Which brings us to Judge Brett Kavanaugh. Kavanaugh is a D.C. Circuit judge and a former law clerk to Justice Kennedy. He’s also widely-viewed as a likely Supreme Court nominee in a Republican administration. Dissenting in Garza, Kavanaugh argued that Doe’s abortion should have been delayed even longer to see if a family member emerged that could take custody of Doe and bring her to the abortion clinic without the government’s involvement. He justified this result with what appears to be a direct appeal to Kennedy’s paternalism:

For most teenagers under 18, of course, they are living in the State in question and have a support network of friends and family to rely on, if they choose, to support them through the decision and its aftermath, even if the minor does not want to inform her parents or her parents do not consent. For a foreign minor in custody, there is no such support network. It surely seems reasonable for the United States to think that transfer to a sponsor would be better than forcing the minor to make the decision in an isolated detention camp with no support network available.

The Trump administration, somewhat surprisingly, did not ask the Supreme Court to block Doe’s abortion. So we may never know how Kennedy would have responded to the paternalistic argument of his former clerk. At the same time, however, it may be months or even more than a year by the time the broader class action challenging the Trump administration’s policy makes its way up to the nation’s highest Court.

Kennedy is 81 years old, and is rumored to be considering retirement. By the time Garza reaches the Court, in other words, Kennedy’s seat could be held by Kavanaugh — or even someone as far to the right as Neil Gorsuch.
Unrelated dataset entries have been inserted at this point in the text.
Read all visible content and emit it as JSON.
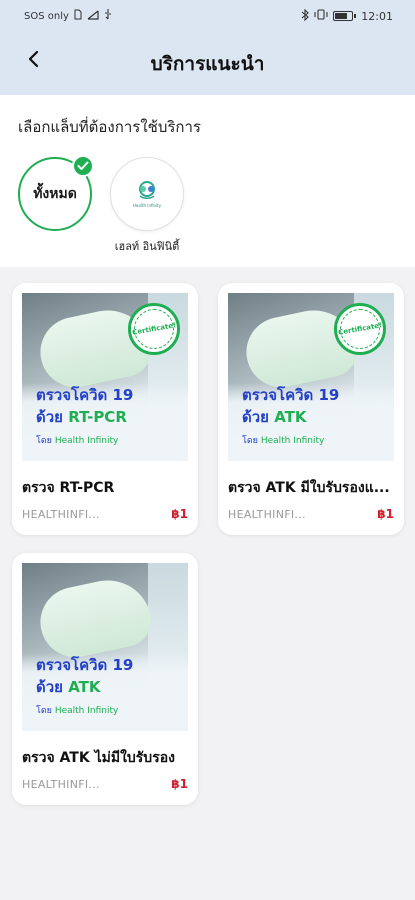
{
  "status_bar": {
    "left_text": "SOS only",
    "time": "12:01"
  },
  "header": {
    "title": "บริการแนะนำ",
    "back_icon": "chevron-left-icon"
  },
  "filter": {
    "label": "เลือกแล็บที่ต้องการใช้บริการ",
    "chips": [
      {
        "label": "ทั้งหมด",
        "selected": true
      },
      {
        "caption": "เฮลท์ อินฟินิตี้",
        "logo_text": "Health Infinity",
        "selected": false
      }
    ]
  },
  "products": [
    {
      "title": "ตรวจ RT-PCR",
      "lab": "HEALTHINFI...",
      "price": "฿1",
      "image": {
        "line1": "ตรวจโควิด 19",
        "line2_prefix": "ด้วย",
        "line2_accent": "RT-PCR",
        "line3_prefix": "โดย",
        "line3_accent": "Health Infinity",
        "badge": "Certificate!"
      }
    },
    {
      "title": "ตรวจ ATK มีใบรับรองแ...",
      "lab": "HEALTHINFI...",
      "price": "฿1",
      "image": {
        "line1": "ตรวจโควิด 19",
        "line2_prefix": "ด้วย",
        "line2_accent": "ATK",
        "line3_prefix": "โดย",
        "line3_accent": "Health Infinity",
        "badge": "Certificate!"
      }
    },
    {
      "title": "ตรวจ ATK ไม่มีใบรับรอง",
      "lab": "HEALTHINFI...",
      "price": "฿1",
      "image": {
        "line1": "ตรวจโควิด 19",
        "line2_prefix": "ด้วย",
        "line2_accent": "ATK",
        "line3_prefix": "โดย",
        "line3_accent": "Health Infinity",
        "badge": null
      }
    }
  ],
  "colors": {
    "header_bg": "#dbe6f2",
    "accent_green": "#1fae52",
    "price_red": "#d0202f",
    "image_text_blue": "#2340c8"
  }
}
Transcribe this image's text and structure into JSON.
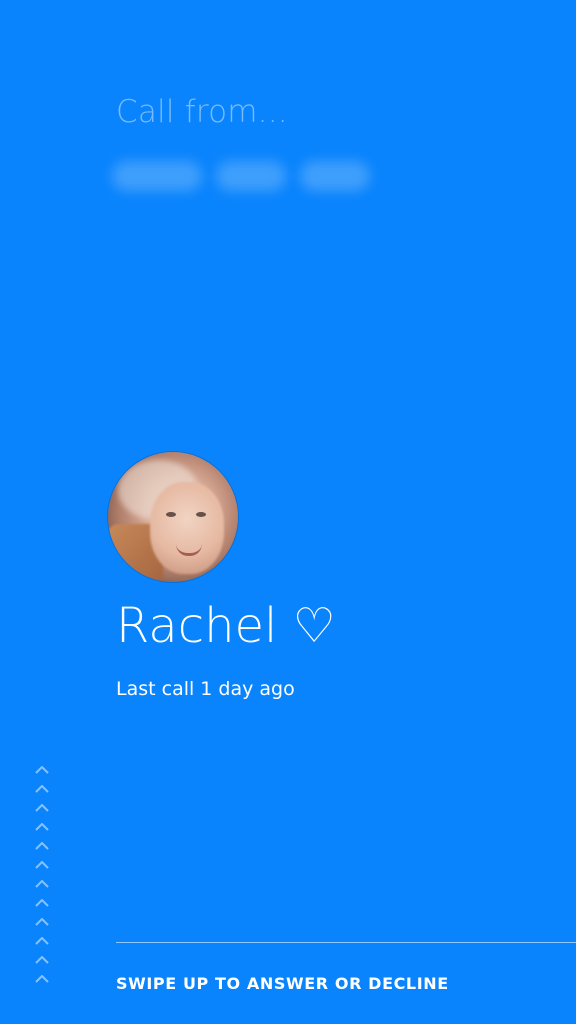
{
  "header": {
    "call_from_label": "Call from..."
  },
  "contact": {
    "name": "Rachel ♡",
    "last_call": "Last call 1 day ago",
    "avatar_icon": "contact-photo"
  },
  "footer": {
    "swipe_hint": "SWIPE UP TO ANSWER OR DECLINE",
    "chevron_icon": "chevron-up-icon",
    "chevron_count": 12
  },
  "colors": {
    "background": "#0a84fc",
    "text": "#ffffff"
  }
}
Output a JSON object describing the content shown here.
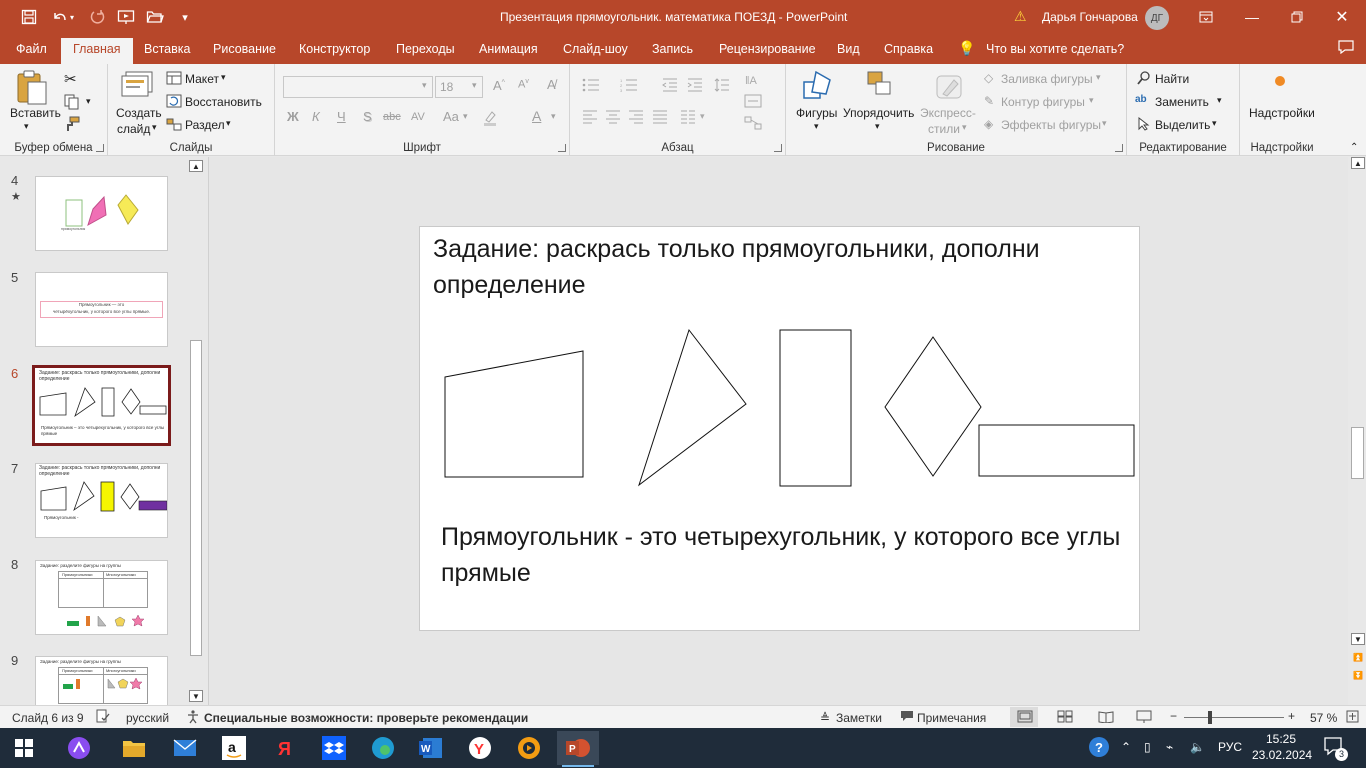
{
  "titlebar": {
    "title": "Презентация прямоугольник. математика ПОЕЗД  -  PowerPoint",
    "user": "Дарья Гончарова",
    "avatar": "ДГ",
    "icons": [
      "save-icon",
      "undo-icon",
      "redo-icon",
      "start-slideshow-icon",
      "open-icon",
      "customize-icon"
    ]
  },
  "tabs": [
    "Файл",
    "Главная",
    "Вставка",
    "Рисование",
    "Конструктор",
    "Переходы",
    "Анимация",
    "Слайд-шоу",
    "Запись",
    "Рецензирование",
    "Вид",
    "Справка"
  ],
  "tell_me": "Что вы хотите сделать?",
  "ribbon": {
    "clipboard": {
      "label": "Буфер обмена",
      "paste": "Вставить"
    },
    "slides": {
      "label": "Слайды",
      "new_slide_1": "Создать",
      "new_slide_2": "слайд",
      "layout": "Макет",
      "reset": "Восстановить",
      "section": "Раздел"
    },
    "font": {
      "label": "Шрифт",
      "size": "18",
      "bold": "Ж",
      "italic": "К",
      "underline": "Ч",
      "shadow": "S",
      "strike": "abc",
      "spacing": "AV",
      "case": "Aa",
      "clear": "A",
      "color": "A"
    },
    "paragraph": {
      "label": "Абзац"
    },
    "drawing": {
      "label": "Рисование",
      "shapes": "Фигуры",
      "arrange": "Упорядочить",
      "quick_styles_1": "Экспресс-",
      "quick_styles_2": "стили",
      "fill": "Заливка фигуры",
      "outline": "Контур фигуры",
      "effects": "Эффекты фигуры"
    },
    "editing": {
      "label": "Редактирование",
      "find": "Найти",
      "replace": "Заменить",
      "select": "Выделить"
    },
    "addins": {
      "label": "Надстройки",
      "button": "Надстройки"
    }
  },
  "thumbnails": [
    {
      "num": "4",
      "star": "★",
      "caption": "прямоугольник"
    },
    {
      "num": "5",
      "text1": "Прямоугольник — это",
      "text2": "четырёхугольник, у которого все углы прямые."
    },
    {
      "num": "6",
      "title": "Задание: раскрась только прямоугольники, дополни определение",
      "caption": "Прямоугольник – это четырехугольник, у которого все углы прямые"
    },
    {
      "num": "7",
      "title": "Задание: раскрась только прямоугольники, дополни определение",
      "caption": "Прямоугольник -"
    },
    {
      "num": "8",
      "title": "Задание: разделите фигуры на группы",
      "col1": "Прямоугольники",
      "col2": "Многоугольники"
    },
    {
      "num": "9",
      "title": "Задание: разделите фигуры на группы",
      "col1": "Прямоугольники",
      "col2": "Многоугольники"
    }
  ],
  "slide": {
    "title": "Задание: раскрась только прямоугольники, дополни определение",
    "definition": "Прямоугольник -  это четырехугольник, у которого все углы прямые"
  },
  "status": {
    "slide_counter": "Слайд 6 из 9",
    "language": "русский",
    "accessibility": "Специальные возможности: проверьте рекомендации",
    "notes": "Заметки",
    "comments": "Примечания",
    "zoom": "57 %"
  },
  "taskbar": {
    "lang": "РУС",
    "time": "15:25",
    "date": "23.02.2024",
    "notifications": "3"
  },
  "colors": {
    "accent": "#b7472a",
    "selected_thumb_border": "#7b1b1b",
    "taskbar": "#1f2c3a"
  }
}
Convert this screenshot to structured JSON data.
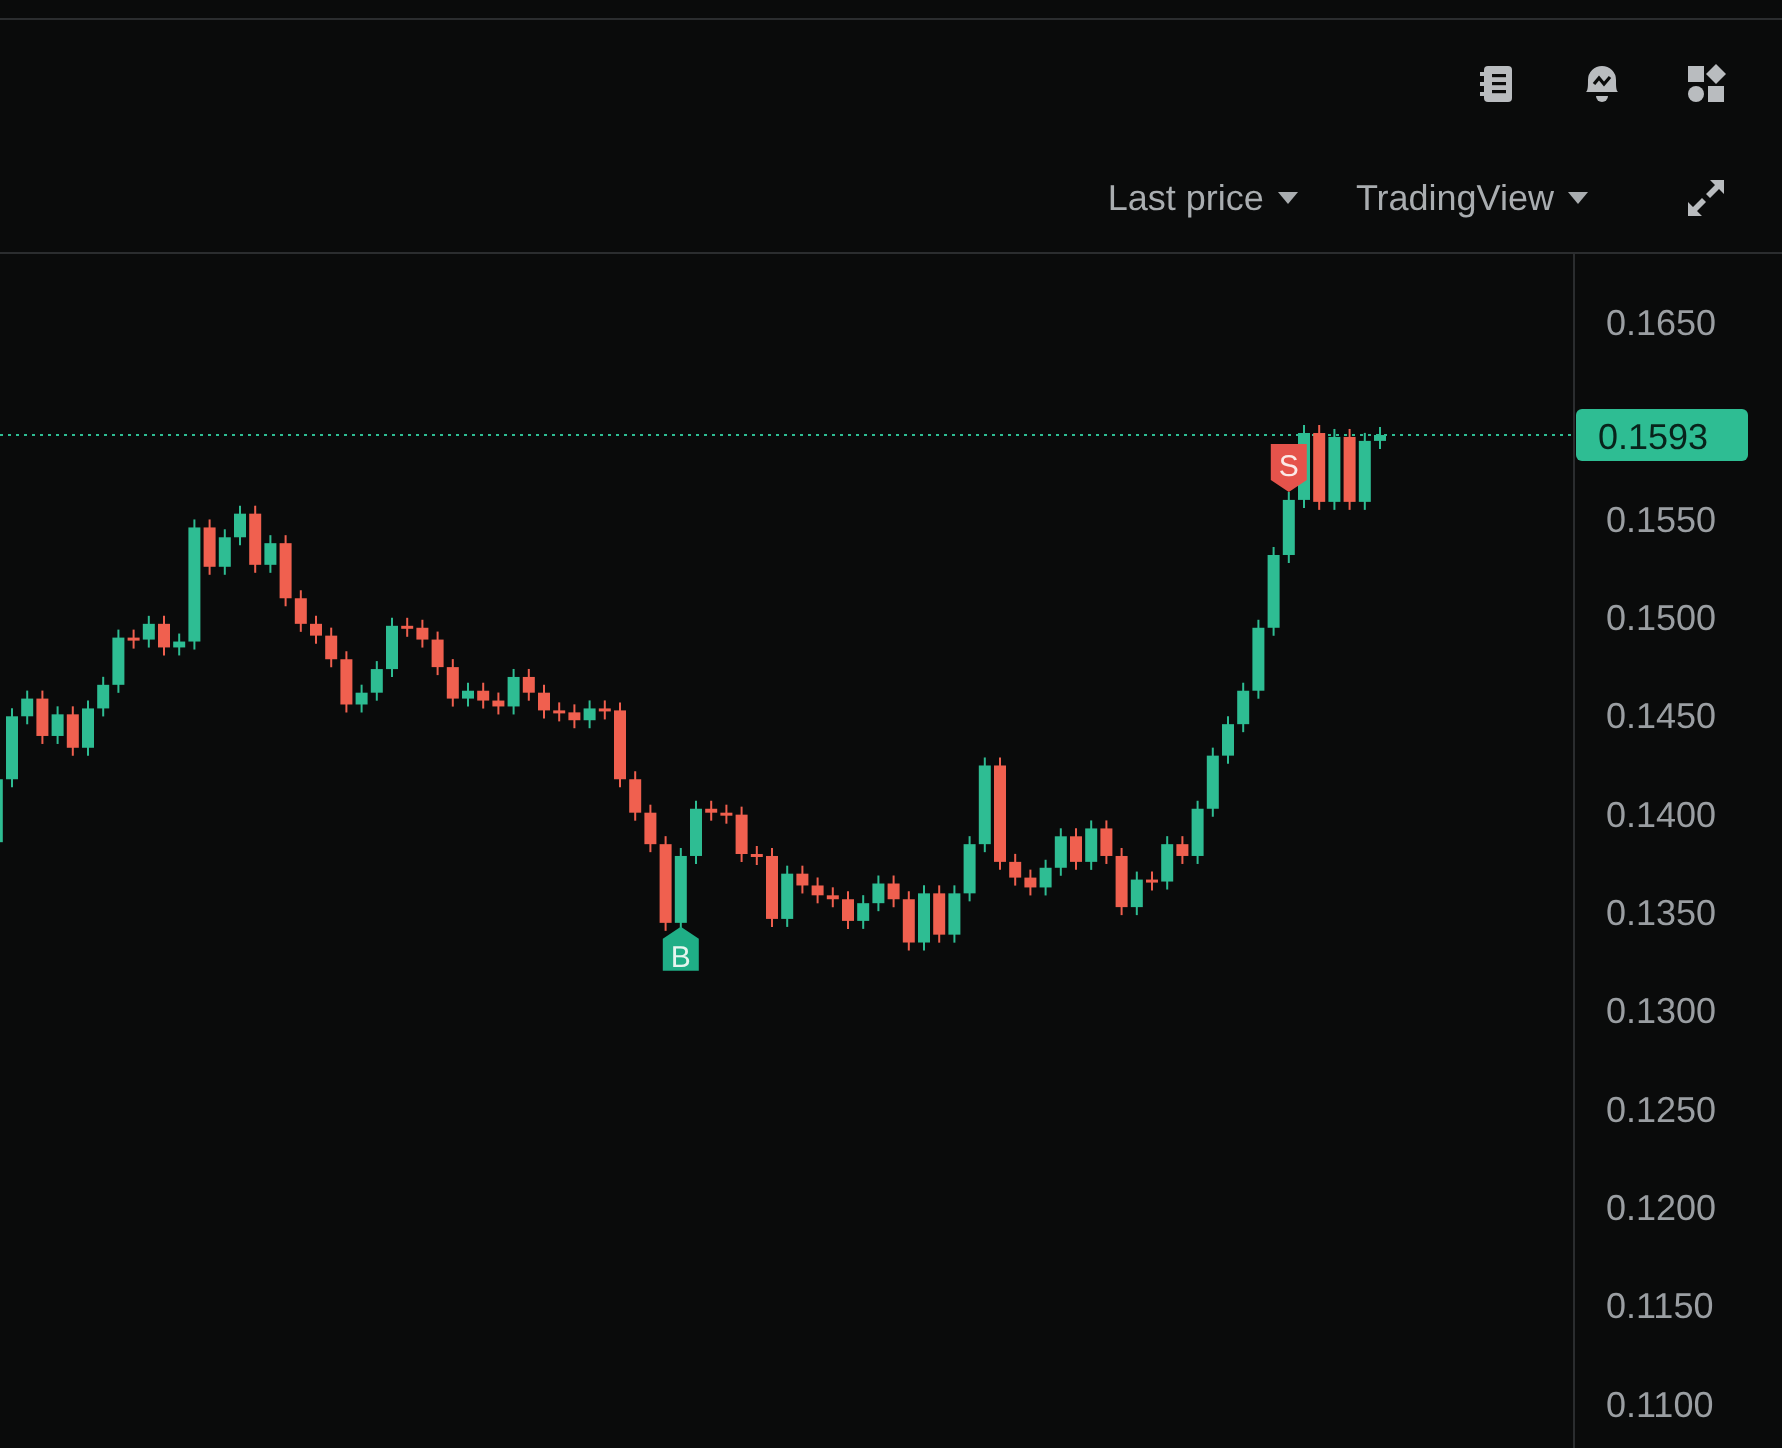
{
  "toolbar": {
    "dropdowns": [
      {
        "label": "Last price"
      },
      {
        "label": "TradingView"
      }
    ]
  },
  "chart": {
    "current_price": "0.1593",
    "price_axis": [
      "0.1650",
      "0.1550",
      "0.1500",
      "0.1450",
      "0.1400",
      "0.1350",
      "0.1300",
      "0.1250",
      "0.1200",
      "0.1150",
      "0.1100"
    ],
    "markers": [
      {
        "kind": "buy",
        "label": "B"
      },
      {
        "kind": "sell",
        "label": "S"
      }
    ]
  }
}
So, while the Trump administration lost a skirmish in the abortion wars, time is on its side.